§ **EXERCISE DIRECTIONS**
Set down every entry once more, character for character.

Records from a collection
--- START ---

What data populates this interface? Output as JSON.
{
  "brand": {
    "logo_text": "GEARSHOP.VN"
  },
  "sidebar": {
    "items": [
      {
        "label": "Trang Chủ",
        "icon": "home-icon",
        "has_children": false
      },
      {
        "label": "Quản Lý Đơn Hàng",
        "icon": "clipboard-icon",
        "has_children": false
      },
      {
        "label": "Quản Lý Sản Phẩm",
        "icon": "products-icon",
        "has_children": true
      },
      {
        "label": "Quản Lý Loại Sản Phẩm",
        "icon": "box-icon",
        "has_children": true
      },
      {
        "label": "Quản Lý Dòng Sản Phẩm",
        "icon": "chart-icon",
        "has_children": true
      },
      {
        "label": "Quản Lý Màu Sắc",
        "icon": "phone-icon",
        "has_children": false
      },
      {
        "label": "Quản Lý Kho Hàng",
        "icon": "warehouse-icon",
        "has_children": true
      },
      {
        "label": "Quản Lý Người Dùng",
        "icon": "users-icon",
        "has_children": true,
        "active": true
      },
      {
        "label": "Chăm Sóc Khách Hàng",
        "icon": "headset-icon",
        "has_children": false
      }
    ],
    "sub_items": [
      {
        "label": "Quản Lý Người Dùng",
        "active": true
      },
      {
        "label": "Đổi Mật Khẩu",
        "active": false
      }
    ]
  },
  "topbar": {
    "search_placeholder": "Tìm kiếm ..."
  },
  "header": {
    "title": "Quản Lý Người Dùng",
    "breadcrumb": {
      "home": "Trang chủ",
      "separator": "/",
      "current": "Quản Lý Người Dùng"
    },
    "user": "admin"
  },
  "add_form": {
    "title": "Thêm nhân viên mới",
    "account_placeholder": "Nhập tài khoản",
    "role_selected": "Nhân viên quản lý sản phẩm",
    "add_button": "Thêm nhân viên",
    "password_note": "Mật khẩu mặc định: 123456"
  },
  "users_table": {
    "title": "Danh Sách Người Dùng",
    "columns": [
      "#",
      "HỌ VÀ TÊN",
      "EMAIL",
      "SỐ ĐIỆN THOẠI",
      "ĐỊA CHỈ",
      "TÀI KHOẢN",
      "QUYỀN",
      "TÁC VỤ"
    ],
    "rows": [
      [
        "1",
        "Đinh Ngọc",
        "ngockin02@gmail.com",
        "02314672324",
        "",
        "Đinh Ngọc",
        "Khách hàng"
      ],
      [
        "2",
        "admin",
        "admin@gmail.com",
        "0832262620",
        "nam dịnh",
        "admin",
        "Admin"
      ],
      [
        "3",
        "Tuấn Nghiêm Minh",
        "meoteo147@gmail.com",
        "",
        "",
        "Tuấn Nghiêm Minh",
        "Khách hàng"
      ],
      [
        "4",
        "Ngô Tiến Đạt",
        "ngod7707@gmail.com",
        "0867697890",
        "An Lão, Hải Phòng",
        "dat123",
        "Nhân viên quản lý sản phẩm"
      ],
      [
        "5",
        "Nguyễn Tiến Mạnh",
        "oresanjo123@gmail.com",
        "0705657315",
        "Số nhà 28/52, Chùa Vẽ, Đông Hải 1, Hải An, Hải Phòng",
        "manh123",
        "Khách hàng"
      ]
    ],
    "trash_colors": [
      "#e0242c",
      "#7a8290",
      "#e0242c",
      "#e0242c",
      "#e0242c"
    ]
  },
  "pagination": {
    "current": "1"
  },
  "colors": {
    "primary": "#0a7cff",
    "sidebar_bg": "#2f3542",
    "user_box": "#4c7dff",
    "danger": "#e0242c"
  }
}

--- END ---

§ **TASK RESULT**
What data populates this interface? Output as JSON.
{
  "brand": {
    "logo_text": "GEARSHOP.VN"
  },
  "sidebar": {
    "items": [
      {
        "label": "Trang Chủ",
        "icon": "home-icon",
        "has_children": false
      },
      {
        "label": "Quản Lý Đơn Hàng",
        "icon": "clipboard-icon",
        "has_children": false
      },
      {
        "label": "Quản Lý Sản Phẩm",
        "icon": "products-icon",
        "has_children": true
      },
      {
        "label": "Quản Lý Loại Sản Phẩm",
        "icon": "box-icon",
        "has_children": true
      },
      {
        "label": "Quản Lý Dòng Sản Phẩm",
        "icon": "chart-icon",
        "has_children": true
      },
      {
        "label": "Quản Lý Màu Sắc",
        "icon": "phone-icon",
        "has_children": false
      },
      {
        "label": "Quản Lý Kho Hàng",
        "icon": "warehouse-icon",
        "has_children": true
      },
      {
        "label": "Quản Lý Người Dùng",
        "icon": "users-icon",
        "has_children": true,
        "active": true
      },
      {
        "label": "Chăm Sóc Khách Hàng",
        "icon": "headset-icon",
        "has_children": false
      }
    ],
    "sub_items": [
      {
        "label": "Quản Lý Người Dùng",
        "active": true
      },
      {
        "label": "Đổi Mật Khẩu",
        "active": false
      }
    ]
  },
  "topbar": {
    "search_placeholder": "Tìm kiếm ..."
  },
  "header": {
    "title": "Quản Lý Người Dùng",
    "breadcrumb": {
      "home": "Trang chủ",
      "separator": "/",
      "current": "Quản Lý Người Dùng"
    },
    "user": "admin"
  },
  "add_form": {
    "title": "Thêm nhân viên mới",
    "account_placeholder": "Nhập tài khoản",
    "role_selected": "Nhân viên quản lý sản phẩm",
    "add_button": "Thêm nhân viên",
    "password_note": "Mật khẩu mặc định: 123456"
  },
  "users_table": {
    "title": "Danh Sách Người Dùng",
    "columns": [
      "#",
      "HỌ VÀ TÊN",
      "EMAIL",
      "SỐ ĐIỆN THOẠI",
      "ĐỊA CHỈ",
      "TÀI KHOẢN",
      "QUYỀN",
      "TÁC VỤ"
    ],
    "rows": [
      [
        "1",
        "Đinh Ngọc",
        "ngockin02@gmail.com",
        "02314672324",
        "",
        "Đinh Ngọc",
        "Khách hàng"
      ],
      [
        "2",
        "admin",
        "admin@gmail.com",
        "0832262620",
        "nam dịnh",
        "admin",
        "Admin"
      ],
      [
        "3",
        "Tuấn Nghiêm Minh",
        "meoteo147@gmail.com",
        "",
        "",
        "Tuấn Nghiêm Minh",
        "Khách hàng"
      ],
      [
        "4",
        "Ngô Tiến Đạt",
        "ngod7707@gmail.com",
        "0867697890",
        "An Lão, Hải Phòng",
        "dat123",
        "Nhân viên quản lý sản phẩm"
      ],
      [
        "5",
        "Nguyễn Tiến Mạnh",
        "oresanjo123@gmail.com",
        "0705657315",
        "Số nhà 28/52, Chùa Vẽ, Đông Hải 1, Hải An, Hải Phòng",
        "manh123",
        "Khách hàng"
      ]
    ],
    "trash_colors": [
      "#e0242c",
      "#7a8290",
      "#e0242c",
      "#e0242c",
      "#e0242c"
    ]
  },
  "pagination": {
    "current": "1"
  },
  "colors": {
    "primary": "#0a7cff",
    "sidebar_bg": "#2f3542",
    "user_box": "#4c7dff",
    "danger": "#e0242c"
  }
}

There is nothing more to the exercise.